Seats: 4
Date/Type of Last Inspection: 03/23/2016, 100 Hour
Certified Max Gross Wt.: 3100 lbs
Time Since Last Inspection:
Engines: 1 Reciprocating
Airframe Total Time: 16656.6 Hours as of last inspection
Engine Manufacturer:Continental 
ELT: C126 installed, not activated
Engine Model/Series: O-470-U
Registered Owner: BRENTCO AERIAL PATROL
Rated Power: 230 hp
Operator: Robert E. Metzger
Operating Certificate(s) Held: None

Meteorological Information and Flight Plan

Conditions at Accident Site: Visual Conditions
Condition of Light: Day
Observation Facility, Elevation: KGOV, 1149 ft msl
Distance from Accident Site: 19 Nautical Miles
Observation Time: 1315 UTC
Direction from Accident Site: 59°
Lowest Cloud Condition:
Visibility:  10 Miles
Lowest Ceiling: Overcast / 7000 ft agl
Visibility (RVR):
Wind Speed/Gusts: Calm /
Turbulence Type Forecast/Actual: / None
Wind Direction:
Turbulence Severity Forecast/Actual: / N/A
Altimeter Setting: 30.39 inches Hg
Temperature/Dew Point: 1°C / -1°C
Precipitation and Obscuration: No Obscuration; No Precipitation
Departure Point: LIMA, OH (AOH)
Type of Flight Plan Filed: Company VFR
Destination: PORT HURON, MI (PHN)
Type of Clearance: None
Departure Time: 0645 EDT
Type of Airspace: Class G

Airport Information

Airport: ROSCOMMON COUNTY - BLODGETT ME (HTL)
Runway Surface Type: N/A
Airport Elevation: 1149 ft
Runway Surface Condition: Unknown
Runway Used: N/A
IFR Approach:None 
Runway Length/Width:
VFR Approach/Landing: None

Wreckage and Impact Information

Crew Injuries: 1 Minor
Aircraft Damage: Substantial
Passenger Injuries: N/A
Aircraft Fire: None
Ground Injuries: N/A
Aircraft Explosion: None
Total Injuries: 1 Minor
Latitude, Longitude: 44.522222, -85.103056 (est)

1 comment:

  1. Excellent poise to take a bird through the windshield yet remained focused and disciplined.

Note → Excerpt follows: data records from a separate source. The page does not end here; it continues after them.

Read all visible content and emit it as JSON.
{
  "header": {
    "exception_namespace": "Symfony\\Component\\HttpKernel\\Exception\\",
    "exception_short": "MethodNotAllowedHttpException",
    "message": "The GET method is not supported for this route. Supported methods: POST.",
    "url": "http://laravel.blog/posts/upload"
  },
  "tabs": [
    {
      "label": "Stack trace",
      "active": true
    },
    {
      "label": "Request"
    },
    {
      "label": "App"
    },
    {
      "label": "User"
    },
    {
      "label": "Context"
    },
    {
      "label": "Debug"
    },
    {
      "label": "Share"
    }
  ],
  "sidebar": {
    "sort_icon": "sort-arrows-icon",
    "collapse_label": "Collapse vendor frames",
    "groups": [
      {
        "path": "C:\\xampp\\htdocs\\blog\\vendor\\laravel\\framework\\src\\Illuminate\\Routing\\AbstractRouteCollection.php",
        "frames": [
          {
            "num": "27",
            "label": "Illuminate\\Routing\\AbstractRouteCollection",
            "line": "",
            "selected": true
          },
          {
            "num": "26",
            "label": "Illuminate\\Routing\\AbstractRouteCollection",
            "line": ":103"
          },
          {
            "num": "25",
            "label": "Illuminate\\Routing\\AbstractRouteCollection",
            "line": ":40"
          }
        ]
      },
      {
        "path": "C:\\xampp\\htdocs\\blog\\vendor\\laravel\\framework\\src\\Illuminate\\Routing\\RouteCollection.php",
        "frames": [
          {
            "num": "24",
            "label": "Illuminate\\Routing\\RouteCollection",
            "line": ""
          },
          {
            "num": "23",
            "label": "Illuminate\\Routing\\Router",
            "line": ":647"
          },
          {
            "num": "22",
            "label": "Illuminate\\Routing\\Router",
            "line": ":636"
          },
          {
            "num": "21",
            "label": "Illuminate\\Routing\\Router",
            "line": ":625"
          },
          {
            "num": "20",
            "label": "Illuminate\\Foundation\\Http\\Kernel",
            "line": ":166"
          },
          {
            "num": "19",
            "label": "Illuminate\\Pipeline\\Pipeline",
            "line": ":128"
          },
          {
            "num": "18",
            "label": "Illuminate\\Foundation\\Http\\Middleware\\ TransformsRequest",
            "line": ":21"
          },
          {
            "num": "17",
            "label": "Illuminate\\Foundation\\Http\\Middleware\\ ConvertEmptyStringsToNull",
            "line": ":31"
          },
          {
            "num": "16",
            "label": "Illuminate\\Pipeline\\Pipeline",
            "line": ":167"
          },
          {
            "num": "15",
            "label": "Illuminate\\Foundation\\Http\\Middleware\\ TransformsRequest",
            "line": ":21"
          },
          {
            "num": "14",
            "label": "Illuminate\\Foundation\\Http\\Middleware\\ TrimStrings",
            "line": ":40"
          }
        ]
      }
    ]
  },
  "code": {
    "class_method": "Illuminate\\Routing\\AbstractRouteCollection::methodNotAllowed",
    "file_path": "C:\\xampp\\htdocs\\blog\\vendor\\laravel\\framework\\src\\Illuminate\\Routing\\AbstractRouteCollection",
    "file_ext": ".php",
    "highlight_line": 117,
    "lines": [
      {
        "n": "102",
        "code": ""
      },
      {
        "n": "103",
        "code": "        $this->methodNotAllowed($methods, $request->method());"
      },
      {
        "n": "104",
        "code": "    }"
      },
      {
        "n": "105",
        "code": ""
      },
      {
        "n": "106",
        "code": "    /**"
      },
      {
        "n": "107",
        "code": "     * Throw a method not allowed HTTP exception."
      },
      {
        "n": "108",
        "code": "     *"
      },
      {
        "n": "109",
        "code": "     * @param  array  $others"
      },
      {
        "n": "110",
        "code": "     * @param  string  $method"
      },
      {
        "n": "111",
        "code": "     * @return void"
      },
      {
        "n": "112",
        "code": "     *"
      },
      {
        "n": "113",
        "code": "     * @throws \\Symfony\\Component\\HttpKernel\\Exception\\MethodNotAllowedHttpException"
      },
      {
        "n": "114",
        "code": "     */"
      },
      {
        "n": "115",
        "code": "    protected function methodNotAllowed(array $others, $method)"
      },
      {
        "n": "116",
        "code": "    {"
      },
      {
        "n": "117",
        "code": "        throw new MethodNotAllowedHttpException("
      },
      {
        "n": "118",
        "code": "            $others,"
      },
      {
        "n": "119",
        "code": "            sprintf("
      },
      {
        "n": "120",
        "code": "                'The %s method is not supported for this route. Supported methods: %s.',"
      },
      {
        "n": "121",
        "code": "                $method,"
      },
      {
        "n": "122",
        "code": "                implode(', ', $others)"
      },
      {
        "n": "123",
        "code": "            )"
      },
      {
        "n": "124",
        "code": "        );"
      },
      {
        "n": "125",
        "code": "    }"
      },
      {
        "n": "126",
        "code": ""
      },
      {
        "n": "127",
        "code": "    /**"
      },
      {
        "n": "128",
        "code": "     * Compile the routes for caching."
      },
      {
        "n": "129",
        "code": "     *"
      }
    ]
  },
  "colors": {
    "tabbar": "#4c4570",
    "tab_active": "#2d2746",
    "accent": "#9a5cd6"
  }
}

Did not lose control of the airplane. Did not allow a bad situation to become worse. Superb.

    ReplyDelete